INSTRUCTIONS TO FOLLOW –
I would like the records restated word for word, without the pictures.

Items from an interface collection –
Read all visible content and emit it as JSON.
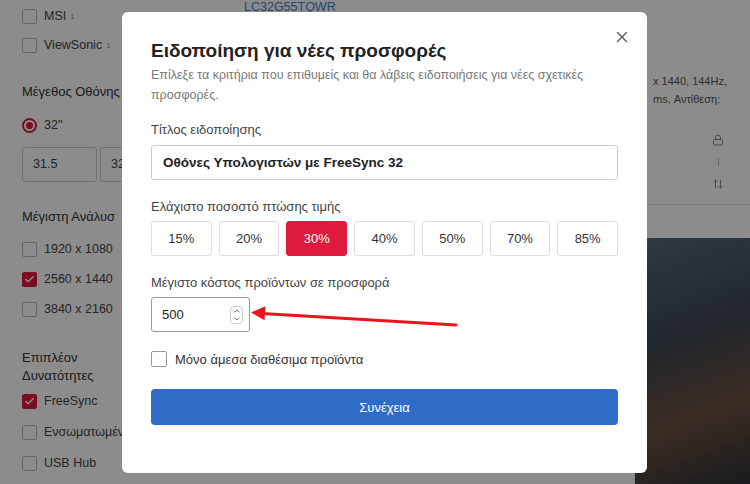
{
  "page": {
    "brands": [
      {
        "label": "MSI",
        "count": "1",
        "checked": false
      },
      {
        "label": "ViewSonic",
        "count": "1",
        "checked": false
      }
    ],
    "screen_size": {
      "heading": "Μέγεθος Οθόνης",
      "options": [
        {
          "label": "32\"",
          "selected": true
        }
      ],
      "range": [
        "31.5",
        "32"
      ]
    },
    "resolution": {
      "heading": "Μέγιστη Ανάλυσ",
      "items": [
        {
          "label": "1920 x 1080",
          "checked": false
        },
        {
          "label": "2560 x 1440",
          "checked": true
        },
        {
          "label": "3840 x 2160",
          "checked": false
        }
      ]
    },
    "features": {
      "heading": "Επιπλέον Δυνατότητες",
      "items": [
        {
          "label": "FreeSync",
          "checked": true
        },
        {
          "label": "Ενσωματωμέν",
          "checked": false
        },
        {
          "label": "USB Hub",
          "checked": false
        }
      ]
    },
    "product": {
      "code": "LC32G55TQWR",
      "specs": [
        "x 1440, 144Hz,",
        "ms, Αντίθεση:"
      ]
    }
  },
  "dialog": {
    "title": "Ειδοποίηση για νέες προσφορές",
    "subtitle": "Επίλεξε τα κριτήρια που επιθυμείς και θα λάβεις ειδοποιήσεις για νέες σχετικές προσφορές.",
    "name_field": {
      "label": "Τίτλος ειδοποίησης",
      "value": "Οθόνες Υπολογιστών με FreeSync 32"
    },
    "price_drop": {
      "label": "Ελάχιστο ποσοστό πτώσης τιμής",
      "options": [
        {
          "label": "15%",
          "selected": false
        },
        {
          "label": "20%",
          "selected": false
        },
        {
          "label": "30%",
          "selected": true
        },
        {
          "label": "40%",
          "selected": false
        },
        {
          "label": "50%",
          "selected": false
        },
        {
          "label": "70%",
          "selected": false
        },
        {
          "label": "85%",
          "selected": false
        }
      ]
    },
    "max_cost": {
      "label": "Μέγιστο κόστος προϊόντων σε προσφορά",
      "value": "500"
    },
    "in_stock": {
      "label": "Μόνο άμεσα διαθέσιμα προϊόντα",
      "checked": false
    },
    "submit": "Συνέχεια"
  }
}
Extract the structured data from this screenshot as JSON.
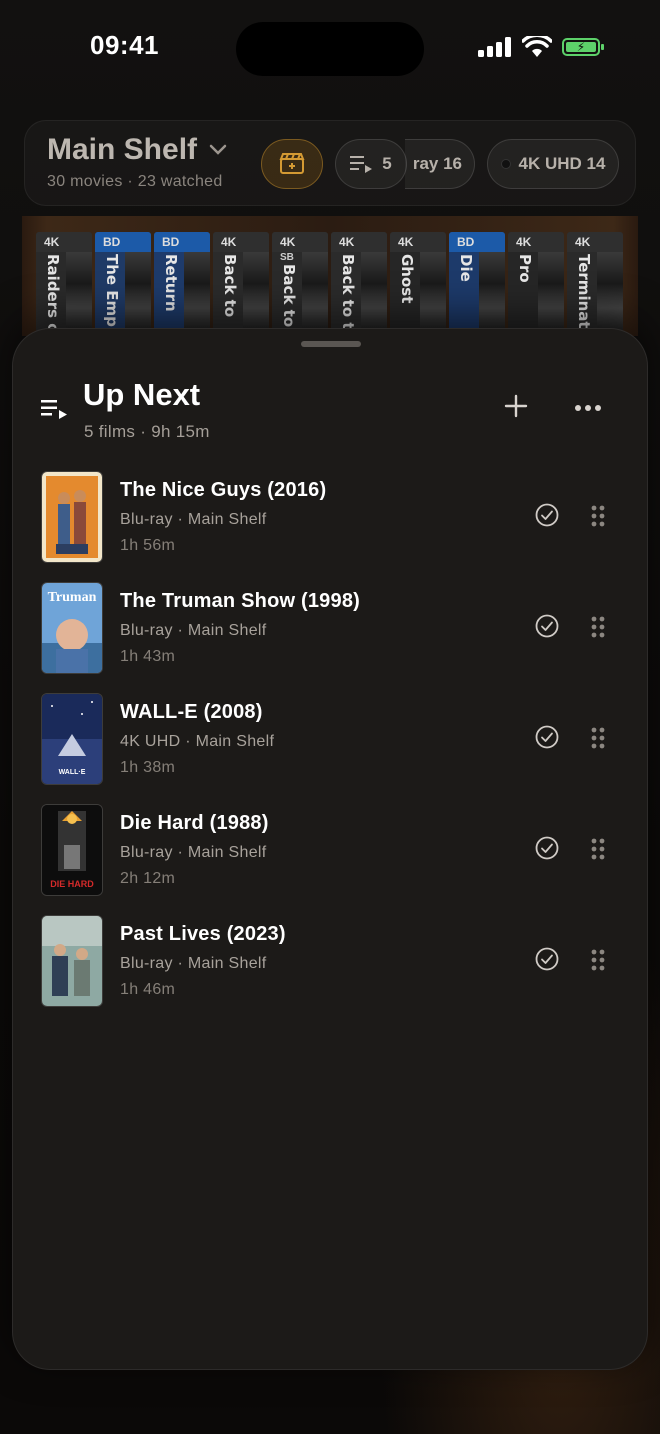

WORKED SOLUTION –
Read all visible content and emit it as JSON.
{
  "page": {
    "brands": [
      {
        "label": "MSI",
        "count": "1",
        "checked": false
      },
      {
        "label": "ViewSonic",
        "count": "1",
        "checked": false
      }
    ],
    "screen_size": {
      "heading": "Μέγεθος Οθόνης",
      "options": [
        {
          "label": "32\"",
          "selected": true
        }
      ],
      "range": [
        "31.5",
        "32"
      ]
    },
    "resolution": {
      "heading": "Μέγιστη Ανάλυσ",
      "items": [
        {
          "label": "1920 x 1080",
          "checked": false
        },
        {
          "label": "2560 x 1440",
          "checked": true
        },
        {
          "label": "3840 x 2160",
          "checked": false
        }
      ]
    },
    "features": {
      "heading": "Επιπλέον Δυνατότητες",
      "items": [
        {
          "label": "FreeSync",
          "checked": true
        },
        {
          "label": "Ενσωματωμέν",
          "checked": false
        },
        {
          "label": "USB Hub",
          "checked": false
        }
      ]
    },
    "product": {
      "code": "LC32G55TQWR",
      "specs": [
        "x 1440, 144Hz,",
        "ms, Αντίθεση:"
      ]
    }
  },
  "dialog": {
    "title": "Ειδοποίηση για νέες προσφορές",
    "subtitle": "Επίλεξε τα κριτήρια που επιθυμείς και θα λάβεις ειδοποιήσεις για νέες σχετικές προσφορές.",
    "name_field": {
      "label": "Τίτλος ειδοποίησης",
      "value": "Οθόνες Υπολογιστών με FreeSync 32"
    },
    "price_drop": {
      "label": "Ελάχιστο ποσοστό πτώσης τιμής",
      "options": [
        {
          "label": "15%",
          "selected": false
        },
        {
          "label": "20%",
          "selected": false
        },
        {
          "label": "30%",
          "selected": true
        },
        {
          "label": "40%",
          "selected": false
        },
        {
          "label": "50%",
          "selected": false
        },
        {
          "label": "70%",
          "selected": false
        },
        {
          "label": "85%",
          "selected": false
        }
      ]
    },
    "max_cost": {
      "label": "Μέγιστο κόστος προϊόντων σε προσφορά",
      "value": "500"
    },
    "in_stock": {
      "label": "Μόνο άμεσα διαθέσιμα προϊόντα",
      "checked": false
    },
    "submit": "Συνέχεια"
  }
}
Extract the structured data from this screenshot as JSON.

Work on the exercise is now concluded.